It's not resolution. Nor is it size of the screen or price of the TV. It's the contrast ratio that makes all the difference in picture quality between two otherwise identical TV sets.
This might seem counterintuitive, because TV manufacturers have led us to believe TVs with a better resolution create significantly better images. Presumably, you have come across TV ads that say that a 4K (or Ultra High-definition/UHD) TV with a resolution of 3840 X 2160 produces better images than a Full HD TV with a resolution of 1920 X 1080.
In reality, it is contrast ratio, not resolution, which decides how good an image should look on a TV screen. Of course, resolution plays a part in creating better images, but that is not as important as contrast ratio. After all, a TV (or any display for that matter) is all about how lifelike images and videos look on it. Higher resolutions or larger screens do little to make images more convincing.
So, what is contrast ratio?
Put simply, contrast ratio is the difference between the brightest part and the darkest part of an image. The difference is quantified as ratio, hence the term 'contrast ratio'. If a TV has 100 to 1 contrast ratio, it means whites in the image are a hundred times brighter than blacks in the same image. The wider the gap is, the more realistic the image will be.
Without substantial contrast ratio, whites and blacks in an image shy away from being absolute blacks and absolute whites. As a result, the image looks washed out as opposed to appearing rich and vivid. To put things into better perspective, watch 'The Dark Knight' on your LCD TV. An abundance of blacks characterises this particular film. If these blacks look washed out on your TV, chances are it is plagued by a poor contrast ratio.
Native vs. dynamic contrast ratio
Native contrast ratio is what the panel itself can conjure up. OLED and now-defunct plasma panels have better native contrast ratio than LCD panels.
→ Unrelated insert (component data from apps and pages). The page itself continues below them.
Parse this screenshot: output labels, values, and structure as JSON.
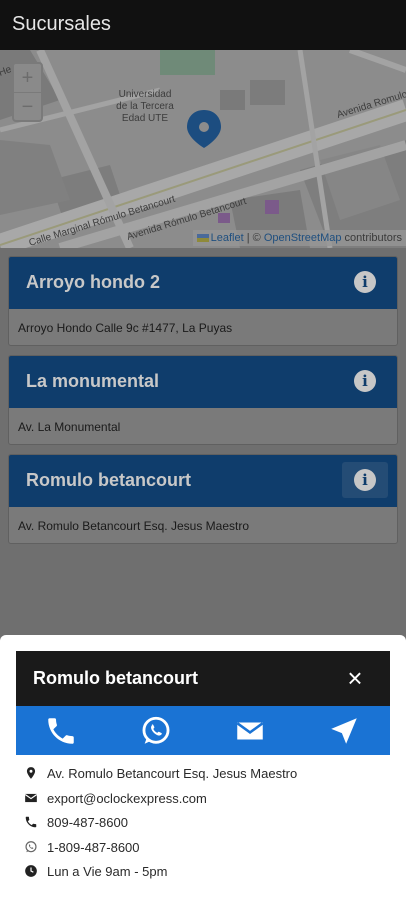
{
  "appbar": {
    "title": "Sucursales"
  },
  "map": {
    "zoom_in": "+",
    "zoom_out": "−",
    "labels": {
      "university": [
        "Universidad",
        "de la Tercera",
        "Edad UTE"
      ],
      "avenida_romulo": "Avenida Romulo",
      "calle_marginal": "Calle Marginal Rómulo Betancourt",
      "avenida_romulo_b": "Avenida Rómulo Betancourt",
      "top_left": "He"
    },
    "attribution": {
      "leaflet": "Leaflet",
      "separator": " | © ",
      "osm": "OpenStreetMap",
      "contributors": " contributors"
    }
  },
  "branches": [
    {
      "name": "Arroyo hondo 2",
      "address": "Arroyo Hondo Calle 9c #1477, La Puyas"
    },
    {
      "name": "La monumental",
      "address": "Av. La Monumental"
    },
    {
      "name": "Romulo betancourt",
      "address": "Av. Romulo Betancourt Esq. Jesus Maestro"
    }
  ],
  "detail": {
    "title": "Romulo betancourt",
    "close_icon": "×",
    "address": "Av. Romulo Betancourt Esq. Jesus Maestro",
    "email": "export@oclockexpress.com",
    "phone": "809-487-8600",
    "whatsapp": "1-809-487-8600",
    "hours": "Lun a Vie 9am - 5pm"
  },
  "colors": {
    "appbar": "#111111",
    "card_header": "#0f3d6c",
    "action_bar": "#1a73d4",
    "marker": "#1c4d80"
  }
}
However, LCD panels have found a way around it. They use LED backlights (hence the term 'LED LCD TV') to achieve desired contrast ratio. In dark scenes, the intensity of the LED lights is reduced to achieve blacker blacks. The intensity is notched up to get whiter whites during bright scenes. This whole technique of manipulating LED backlights is called dynamic contrast.
So, the next time you buy a TV, do not evaluate it by resolution only. Or do not let the showroom sales people throw a bunch of baloney at you on resolution. Ask them about the contrast ratio of the TV set you have your eye on. Chances are you will get a vague reply. Therefore, your best bet is to do some investigative research on TVs on the internet and shortlist them based on your desired features and budget. After all, a TV is the most important bit of equipment for your home entertainment centre. A great deal of research deserves to go into it before making any final purchase.
By Tanvir Sufi